• _Task prompt_
Scan the records for the string "devices"; copy each line where it occurs.

[Page and application data records]
--
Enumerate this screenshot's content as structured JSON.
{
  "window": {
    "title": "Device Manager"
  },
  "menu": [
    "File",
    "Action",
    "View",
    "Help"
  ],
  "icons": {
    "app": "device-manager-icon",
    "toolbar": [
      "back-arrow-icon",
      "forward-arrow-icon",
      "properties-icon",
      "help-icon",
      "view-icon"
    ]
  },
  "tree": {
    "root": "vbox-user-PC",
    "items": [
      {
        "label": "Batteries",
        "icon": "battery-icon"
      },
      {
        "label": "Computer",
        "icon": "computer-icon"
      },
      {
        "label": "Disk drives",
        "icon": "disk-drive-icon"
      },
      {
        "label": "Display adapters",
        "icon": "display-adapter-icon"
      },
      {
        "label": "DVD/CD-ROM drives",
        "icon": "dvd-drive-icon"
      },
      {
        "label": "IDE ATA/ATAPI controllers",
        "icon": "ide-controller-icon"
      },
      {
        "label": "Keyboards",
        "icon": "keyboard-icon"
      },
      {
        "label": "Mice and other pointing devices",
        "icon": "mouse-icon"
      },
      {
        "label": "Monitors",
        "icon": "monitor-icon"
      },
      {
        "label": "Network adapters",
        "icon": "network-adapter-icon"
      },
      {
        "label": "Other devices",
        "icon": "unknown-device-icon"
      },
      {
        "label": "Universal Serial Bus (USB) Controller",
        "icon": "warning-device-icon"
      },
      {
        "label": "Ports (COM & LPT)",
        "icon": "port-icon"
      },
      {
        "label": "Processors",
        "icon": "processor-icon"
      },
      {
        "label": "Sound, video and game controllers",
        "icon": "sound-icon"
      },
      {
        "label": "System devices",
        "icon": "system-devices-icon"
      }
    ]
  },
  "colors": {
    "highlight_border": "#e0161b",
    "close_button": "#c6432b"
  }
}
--
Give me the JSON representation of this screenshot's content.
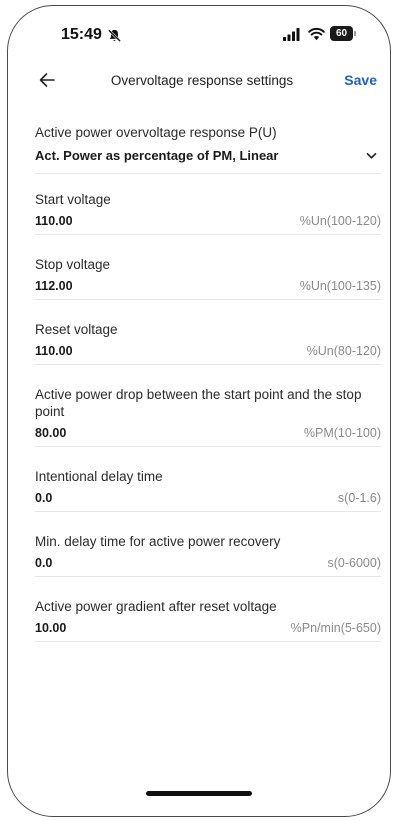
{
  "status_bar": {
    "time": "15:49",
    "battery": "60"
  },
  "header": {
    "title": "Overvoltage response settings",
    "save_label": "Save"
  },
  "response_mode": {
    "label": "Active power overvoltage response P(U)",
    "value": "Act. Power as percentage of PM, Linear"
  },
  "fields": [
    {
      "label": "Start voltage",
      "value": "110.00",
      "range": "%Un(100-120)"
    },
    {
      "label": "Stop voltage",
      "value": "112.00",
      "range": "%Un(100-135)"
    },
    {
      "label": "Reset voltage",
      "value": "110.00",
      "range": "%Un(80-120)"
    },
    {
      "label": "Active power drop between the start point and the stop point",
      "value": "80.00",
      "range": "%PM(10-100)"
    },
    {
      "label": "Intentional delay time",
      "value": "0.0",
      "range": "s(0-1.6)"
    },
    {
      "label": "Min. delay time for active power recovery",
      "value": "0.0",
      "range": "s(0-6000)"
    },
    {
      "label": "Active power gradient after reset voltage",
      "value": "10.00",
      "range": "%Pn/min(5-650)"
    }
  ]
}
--
• _Solved problem_
        "label": "Mice and other pointing devices",
        "label": "Other devices",
        "label": "System devices",
        "icon": "system-devices-icon"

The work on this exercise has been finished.